Would you please copy every line below that includes the string "likes"?

----- RECORDS FOR THIS EXERCISE -----

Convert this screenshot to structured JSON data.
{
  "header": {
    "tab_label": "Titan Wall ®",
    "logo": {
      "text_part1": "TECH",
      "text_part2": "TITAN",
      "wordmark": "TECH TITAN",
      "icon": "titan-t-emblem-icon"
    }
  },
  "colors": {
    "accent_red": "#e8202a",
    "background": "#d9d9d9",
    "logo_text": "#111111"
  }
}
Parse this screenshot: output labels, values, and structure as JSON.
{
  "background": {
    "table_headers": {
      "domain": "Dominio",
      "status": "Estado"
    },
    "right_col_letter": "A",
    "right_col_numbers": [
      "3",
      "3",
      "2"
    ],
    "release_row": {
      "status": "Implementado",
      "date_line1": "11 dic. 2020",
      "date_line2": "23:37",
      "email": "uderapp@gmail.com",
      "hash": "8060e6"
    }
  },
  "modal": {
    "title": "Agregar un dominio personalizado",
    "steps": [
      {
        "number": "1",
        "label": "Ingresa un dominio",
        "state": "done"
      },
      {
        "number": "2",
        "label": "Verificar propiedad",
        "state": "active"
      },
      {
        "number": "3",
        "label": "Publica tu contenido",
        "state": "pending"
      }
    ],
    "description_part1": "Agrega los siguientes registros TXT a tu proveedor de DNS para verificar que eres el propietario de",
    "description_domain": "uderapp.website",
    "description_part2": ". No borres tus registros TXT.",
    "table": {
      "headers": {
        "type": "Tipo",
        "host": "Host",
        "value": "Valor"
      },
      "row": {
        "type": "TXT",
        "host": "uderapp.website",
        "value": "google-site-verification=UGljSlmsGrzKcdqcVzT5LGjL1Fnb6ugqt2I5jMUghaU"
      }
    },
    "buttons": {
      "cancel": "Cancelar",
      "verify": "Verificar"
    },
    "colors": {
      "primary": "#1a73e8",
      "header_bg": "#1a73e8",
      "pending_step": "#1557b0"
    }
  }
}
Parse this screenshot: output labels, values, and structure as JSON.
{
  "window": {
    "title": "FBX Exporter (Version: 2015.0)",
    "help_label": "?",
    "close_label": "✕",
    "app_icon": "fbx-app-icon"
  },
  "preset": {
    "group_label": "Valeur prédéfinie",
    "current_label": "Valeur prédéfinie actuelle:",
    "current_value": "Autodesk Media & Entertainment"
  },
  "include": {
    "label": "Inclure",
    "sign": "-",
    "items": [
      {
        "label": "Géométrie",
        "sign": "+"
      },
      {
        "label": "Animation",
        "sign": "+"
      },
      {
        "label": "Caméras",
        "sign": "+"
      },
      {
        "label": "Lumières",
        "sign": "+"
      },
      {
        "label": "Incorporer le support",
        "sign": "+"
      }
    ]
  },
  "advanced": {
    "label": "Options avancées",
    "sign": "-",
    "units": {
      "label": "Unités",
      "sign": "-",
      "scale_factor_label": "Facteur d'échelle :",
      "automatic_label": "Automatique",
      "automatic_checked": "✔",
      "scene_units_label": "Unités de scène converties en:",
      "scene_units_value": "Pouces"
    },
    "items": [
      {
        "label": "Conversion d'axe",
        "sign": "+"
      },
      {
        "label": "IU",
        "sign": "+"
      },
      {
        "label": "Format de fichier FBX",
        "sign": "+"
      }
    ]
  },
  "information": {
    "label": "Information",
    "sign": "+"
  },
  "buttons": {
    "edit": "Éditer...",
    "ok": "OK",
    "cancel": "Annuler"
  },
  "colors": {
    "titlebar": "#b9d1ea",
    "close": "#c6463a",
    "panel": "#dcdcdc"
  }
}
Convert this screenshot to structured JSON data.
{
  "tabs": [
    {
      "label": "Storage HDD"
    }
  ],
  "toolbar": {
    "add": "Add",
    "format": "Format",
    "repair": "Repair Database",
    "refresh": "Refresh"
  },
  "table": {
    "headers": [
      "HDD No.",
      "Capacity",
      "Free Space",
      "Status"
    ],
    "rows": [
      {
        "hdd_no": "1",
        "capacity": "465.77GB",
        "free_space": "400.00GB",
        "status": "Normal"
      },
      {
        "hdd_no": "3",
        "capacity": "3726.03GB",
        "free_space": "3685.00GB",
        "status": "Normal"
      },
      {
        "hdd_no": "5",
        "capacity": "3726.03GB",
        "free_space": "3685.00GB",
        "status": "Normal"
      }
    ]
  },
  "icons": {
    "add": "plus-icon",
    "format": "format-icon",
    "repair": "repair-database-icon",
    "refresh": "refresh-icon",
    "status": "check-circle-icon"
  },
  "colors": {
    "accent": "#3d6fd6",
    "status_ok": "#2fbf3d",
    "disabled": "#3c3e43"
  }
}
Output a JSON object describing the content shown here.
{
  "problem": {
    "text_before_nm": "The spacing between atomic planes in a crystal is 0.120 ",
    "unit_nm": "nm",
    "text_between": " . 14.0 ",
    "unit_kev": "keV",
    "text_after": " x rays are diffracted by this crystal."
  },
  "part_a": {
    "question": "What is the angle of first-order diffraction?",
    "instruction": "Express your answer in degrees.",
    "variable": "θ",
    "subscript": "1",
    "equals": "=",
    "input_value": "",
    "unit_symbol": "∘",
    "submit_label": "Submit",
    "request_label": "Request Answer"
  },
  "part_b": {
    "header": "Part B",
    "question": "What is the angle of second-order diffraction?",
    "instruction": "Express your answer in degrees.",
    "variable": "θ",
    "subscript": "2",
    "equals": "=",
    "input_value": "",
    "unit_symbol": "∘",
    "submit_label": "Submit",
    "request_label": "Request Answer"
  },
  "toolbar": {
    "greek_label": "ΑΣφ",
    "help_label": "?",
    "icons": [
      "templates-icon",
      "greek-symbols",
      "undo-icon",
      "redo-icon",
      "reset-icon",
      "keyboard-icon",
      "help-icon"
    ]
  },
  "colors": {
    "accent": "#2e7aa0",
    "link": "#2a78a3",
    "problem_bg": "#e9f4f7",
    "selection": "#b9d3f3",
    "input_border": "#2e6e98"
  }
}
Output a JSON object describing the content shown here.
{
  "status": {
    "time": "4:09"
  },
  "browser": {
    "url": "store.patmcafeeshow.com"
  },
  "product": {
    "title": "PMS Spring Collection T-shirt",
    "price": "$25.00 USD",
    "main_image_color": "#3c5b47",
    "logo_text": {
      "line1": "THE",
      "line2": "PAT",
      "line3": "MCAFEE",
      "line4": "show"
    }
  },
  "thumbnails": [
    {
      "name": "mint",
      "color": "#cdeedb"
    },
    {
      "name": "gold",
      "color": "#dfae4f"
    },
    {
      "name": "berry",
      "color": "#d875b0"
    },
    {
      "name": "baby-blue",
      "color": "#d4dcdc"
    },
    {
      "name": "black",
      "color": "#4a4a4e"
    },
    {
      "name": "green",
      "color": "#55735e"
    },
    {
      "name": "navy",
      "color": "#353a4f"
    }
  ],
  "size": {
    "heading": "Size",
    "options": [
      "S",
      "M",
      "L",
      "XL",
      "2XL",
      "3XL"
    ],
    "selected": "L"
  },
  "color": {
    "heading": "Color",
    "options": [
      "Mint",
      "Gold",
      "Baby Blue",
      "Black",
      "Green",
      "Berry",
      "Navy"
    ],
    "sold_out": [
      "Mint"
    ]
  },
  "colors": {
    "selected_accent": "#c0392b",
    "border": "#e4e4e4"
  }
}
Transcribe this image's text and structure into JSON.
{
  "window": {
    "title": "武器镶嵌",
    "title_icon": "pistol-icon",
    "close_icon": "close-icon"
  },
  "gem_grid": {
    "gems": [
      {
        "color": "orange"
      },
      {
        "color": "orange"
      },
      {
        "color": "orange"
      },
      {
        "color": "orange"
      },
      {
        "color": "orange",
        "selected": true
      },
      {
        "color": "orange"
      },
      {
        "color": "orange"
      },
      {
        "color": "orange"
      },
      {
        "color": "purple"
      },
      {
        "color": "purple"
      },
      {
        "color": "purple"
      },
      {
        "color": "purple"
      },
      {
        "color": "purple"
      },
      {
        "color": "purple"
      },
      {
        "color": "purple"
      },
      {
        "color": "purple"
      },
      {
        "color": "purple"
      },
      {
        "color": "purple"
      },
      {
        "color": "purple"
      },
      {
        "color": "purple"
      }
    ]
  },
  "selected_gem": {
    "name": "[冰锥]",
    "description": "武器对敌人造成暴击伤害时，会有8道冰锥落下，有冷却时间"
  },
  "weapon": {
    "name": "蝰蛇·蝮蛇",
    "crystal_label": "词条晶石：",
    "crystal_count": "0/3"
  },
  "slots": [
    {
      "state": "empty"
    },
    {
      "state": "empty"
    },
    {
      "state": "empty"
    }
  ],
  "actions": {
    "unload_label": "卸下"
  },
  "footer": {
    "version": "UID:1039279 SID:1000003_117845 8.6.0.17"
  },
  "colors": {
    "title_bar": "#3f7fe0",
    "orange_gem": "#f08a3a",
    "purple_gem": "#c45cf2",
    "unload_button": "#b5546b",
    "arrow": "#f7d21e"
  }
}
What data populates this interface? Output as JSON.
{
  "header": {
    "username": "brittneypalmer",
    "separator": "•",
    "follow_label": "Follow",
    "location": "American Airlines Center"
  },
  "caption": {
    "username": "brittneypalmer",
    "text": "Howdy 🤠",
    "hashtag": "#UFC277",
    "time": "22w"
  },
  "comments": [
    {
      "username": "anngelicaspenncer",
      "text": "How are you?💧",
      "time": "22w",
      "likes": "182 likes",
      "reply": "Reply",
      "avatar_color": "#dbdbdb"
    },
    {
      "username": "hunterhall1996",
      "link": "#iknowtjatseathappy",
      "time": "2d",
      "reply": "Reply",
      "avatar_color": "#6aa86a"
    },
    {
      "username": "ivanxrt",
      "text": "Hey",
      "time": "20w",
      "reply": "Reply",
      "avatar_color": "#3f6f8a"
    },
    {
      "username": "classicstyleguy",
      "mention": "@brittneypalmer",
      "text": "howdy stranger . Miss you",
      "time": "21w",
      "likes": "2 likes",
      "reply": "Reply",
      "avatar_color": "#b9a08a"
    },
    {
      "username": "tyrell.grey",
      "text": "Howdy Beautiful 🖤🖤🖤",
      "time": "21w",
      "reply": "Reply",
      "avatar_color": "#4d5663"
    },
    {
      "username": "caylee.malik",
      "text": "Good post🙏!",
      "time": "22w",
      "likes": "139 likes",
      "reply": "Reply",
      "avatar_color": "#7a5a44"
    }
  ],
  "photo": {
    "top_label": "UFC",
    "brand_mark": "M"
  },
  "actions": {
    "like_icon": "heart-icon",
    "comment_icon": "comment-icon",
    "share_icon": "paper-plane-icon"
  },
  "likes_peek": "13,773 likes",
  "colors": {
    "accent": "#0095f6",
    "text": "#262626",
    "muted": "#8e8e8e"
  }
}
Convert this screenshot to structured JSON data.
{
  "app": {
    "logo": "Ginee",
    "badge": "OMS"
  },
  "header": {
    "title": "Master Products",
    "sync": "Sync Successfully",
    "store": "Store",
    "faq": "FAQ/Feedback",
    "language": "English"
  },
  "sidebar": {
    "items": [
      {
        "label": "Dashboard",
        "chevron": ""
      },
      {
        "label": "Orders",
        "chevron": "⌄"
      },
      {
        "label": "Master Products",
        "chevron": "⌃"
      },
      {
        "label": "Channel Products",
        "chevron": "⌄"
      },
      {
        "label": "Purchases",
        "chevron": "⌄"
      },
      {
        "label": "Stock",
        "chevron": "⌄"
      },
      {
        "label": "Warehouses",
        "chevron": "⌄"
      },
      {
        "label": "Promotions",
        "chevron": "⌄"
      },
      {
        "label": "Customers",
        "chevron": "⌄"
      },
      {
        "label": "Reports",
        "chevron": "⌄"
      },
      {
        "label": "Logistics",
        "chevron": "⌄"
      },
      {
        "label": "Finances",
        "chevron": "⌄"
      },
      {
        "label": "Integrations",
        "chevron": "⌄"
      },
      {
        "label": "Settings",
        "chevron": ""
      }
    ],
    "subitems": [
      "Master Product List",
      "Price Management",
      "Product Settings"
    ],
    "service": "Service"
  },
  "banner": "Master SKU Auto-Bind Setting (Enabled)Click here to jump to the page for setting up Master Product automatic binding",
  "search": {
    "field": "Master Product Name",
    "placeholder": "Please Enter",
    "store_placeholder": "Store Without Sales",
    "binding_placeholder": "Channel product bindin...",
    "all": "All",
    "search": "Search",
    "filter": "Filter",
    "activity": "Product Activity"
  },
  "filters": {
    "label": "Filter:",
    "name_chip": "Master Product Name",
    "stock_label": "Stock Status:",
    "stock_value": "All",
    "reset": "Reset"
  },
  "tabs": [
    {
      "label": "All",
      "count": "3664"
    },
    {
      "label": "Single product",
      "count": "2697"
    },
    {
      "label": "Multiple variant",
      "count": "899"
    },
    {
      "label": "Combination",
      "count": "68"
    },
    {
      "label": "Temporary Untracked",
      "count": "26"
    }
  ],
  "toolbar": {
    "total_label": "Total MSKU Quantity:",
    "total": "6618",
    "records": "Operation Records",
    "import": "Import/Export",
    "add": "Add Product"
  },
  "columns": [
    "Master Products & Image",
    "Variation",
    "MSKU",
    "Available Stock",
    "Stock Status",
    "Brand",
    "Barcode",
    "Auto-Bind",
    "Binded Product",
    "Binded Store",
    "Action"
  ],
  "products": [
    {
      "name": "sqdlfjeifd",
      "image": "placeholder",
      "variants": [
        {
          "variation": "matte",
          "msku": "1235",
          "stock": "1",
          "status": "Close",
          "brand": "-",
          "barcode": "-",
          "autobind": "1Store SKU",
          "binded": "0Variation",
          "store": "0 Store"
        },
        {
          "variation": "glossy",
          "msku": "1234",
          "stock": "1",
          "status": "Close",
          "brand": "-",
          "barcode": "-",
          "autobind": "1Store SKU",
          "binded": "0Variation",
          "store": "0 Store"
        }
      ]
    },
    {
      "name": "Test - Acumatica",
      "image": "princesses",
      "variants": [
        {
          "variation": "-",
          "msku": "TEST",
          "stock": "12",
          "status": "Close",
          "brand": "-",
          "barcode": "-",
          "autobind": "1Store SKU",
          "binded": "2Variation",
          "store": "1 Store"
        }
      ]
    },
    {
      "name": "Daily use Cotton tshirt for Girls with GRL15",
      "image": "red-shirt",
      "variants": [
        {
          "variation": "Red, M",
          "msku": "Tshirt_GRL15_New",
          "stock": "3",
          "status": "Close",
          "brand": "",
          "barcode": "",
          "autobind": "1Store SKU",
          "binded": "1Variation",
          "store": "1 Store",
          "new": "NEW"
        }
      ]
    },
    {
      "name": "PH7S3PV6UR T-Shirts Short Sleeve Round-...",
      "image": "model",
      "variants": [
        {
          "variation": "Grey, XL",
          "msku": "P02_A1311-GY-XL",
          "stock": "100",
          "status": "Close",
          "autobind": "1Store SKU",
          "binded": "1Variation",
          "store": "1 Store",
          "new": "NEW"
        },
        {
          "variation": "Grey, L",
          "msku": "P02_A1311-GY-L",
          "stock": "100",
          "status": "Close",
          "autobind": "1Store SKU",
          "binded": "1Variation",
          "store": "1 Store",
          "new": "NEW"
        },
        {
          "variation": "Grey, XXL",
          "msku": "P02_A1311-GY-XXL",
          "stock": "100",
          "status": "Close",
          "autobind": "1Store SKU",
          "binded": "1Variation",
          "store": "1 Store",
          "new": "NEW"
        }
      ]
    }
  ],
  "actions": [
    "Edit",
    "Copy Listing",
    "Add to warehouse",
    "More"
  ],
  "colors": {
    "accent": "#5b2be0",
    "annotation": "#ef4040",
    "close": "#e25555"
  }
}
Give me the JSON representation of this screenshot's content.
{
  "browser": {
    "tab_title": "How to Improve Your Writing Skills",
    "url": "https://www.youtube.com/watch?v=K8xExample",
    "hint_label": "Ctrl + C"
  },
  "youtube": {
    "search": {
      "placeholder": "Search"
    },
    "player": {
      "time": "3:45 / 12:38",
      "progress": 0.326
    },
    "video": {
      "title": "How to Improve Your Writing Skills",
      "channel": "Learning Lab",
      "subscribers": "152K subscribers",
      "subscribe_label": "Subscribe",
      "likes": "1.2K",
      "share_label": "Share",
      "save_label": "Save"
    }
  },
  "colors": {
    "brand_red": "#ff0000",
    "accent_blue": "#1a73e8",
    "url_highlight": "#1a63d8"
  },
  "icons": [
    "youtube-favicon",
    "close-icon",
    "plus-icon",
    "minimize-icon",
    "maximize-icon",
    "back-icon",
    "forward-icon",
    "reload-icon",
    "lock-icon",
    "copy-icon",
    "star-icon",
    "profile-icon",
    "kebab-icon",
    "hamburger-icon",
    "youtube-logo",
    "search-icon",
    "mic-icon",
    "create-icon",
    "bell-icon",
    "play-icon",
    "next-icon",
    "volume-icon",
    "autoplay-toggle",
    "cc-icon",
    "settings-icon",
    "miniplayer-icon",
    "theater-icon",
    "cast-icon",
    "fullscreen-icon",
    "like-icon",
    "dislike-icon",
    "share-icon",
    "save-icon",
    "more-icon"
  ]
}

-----

## ANSWER AREA
      "likes": "182 likes",
      "likes": "2 likes",
      "likes": "139 likes",
  "likes_peek": "13,773 likes",
      "likes": "1.2K",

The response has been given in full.